Labour party seeks to secure affordability of coronavirus vaccine
Tuesday, 14 April 2020
The federal government should activate a legal mechanism to ensure wide and affordable access to a potential coronavirus treatment or vaccine, the labour PDVA party said.

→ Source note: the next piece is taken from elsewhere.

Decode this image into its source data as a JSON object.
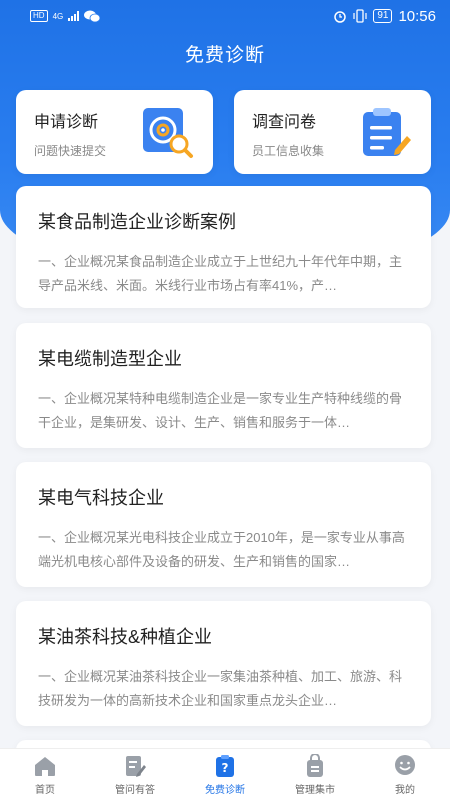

Credit: Stock image/Unsplash
A resolution seeking to ensure any future treatment or vaccines against the new coronavirus (Covid-19) remains widely accessible and affordable will be put forward by the PDVA labour party.
Announced on Tuesday, the motion is being led by party member Sofie Merckx, a general practitioner, who said federal leaders should activate a legal mechanism previously used to ensure wide accessibility to HIV vaccines across the world.
“Health must trump the interest of pharmaceutical firms,” the far-left party wrote online. “In light of the sanitary crisis, the government must commit to using compulsory licencing, if necessary, to guarantee treatment for everybody.”
The resolution comes as the World Health Organisation (WHO) calls on pharmaceutical companies free up intellectual property rights to potential treatments against the virus fueling the deadly pandemic.
Compulsory licencing allows generic drug makers to produce a patented drug, treatment or vaccine against royalty payments to the patent-holder.
“In the 90s, compulsory licencing was used by the South African government to counter the high prices practised by firms who held the patent to HIV treatments, enabling generic drug companies to produce treatment for millions of people throughout the world,” Merckx said.
Canada, Ecuador, and Chile have all moved to approve or consider using compulsory licencing for medicines, treatments and vaccines against the virus, with the resolution passed in near unanimity by Chilean lawmakers.
The motion will be presented for an initial reading among federal lawmakers on Thursday, with Merckx saying that the PDVA expected wide support from parties across the political spectrum.
“We think that we could have wide support for this due to the current public health emergency and the fact that a potential vaccine could save millions of lives,” Merckx said in a phone statement. “There is no reason why we won’t be able to find a majority of lawmakers to back this up.”
Another key goal of using compulsory licencing would be to ensure that a future treatment remains accessible and that it is produced in sufficient quantities.
“If we find a vaccine, we know that mass production will be needed, and one firm may not be able to produce enough,” adding that patent rights also created the possibility for price hikes.
“There would be no need to use compulsory licencing if [pharmaceutical] firms remain transparent on costs, if costs are payable for social security and if they are capable of producing enough for the demand, which will be massive,” Merckx said. “But it’s important to inscribe this principle in law, to send the message that the government is ready to prioritise health over profit.”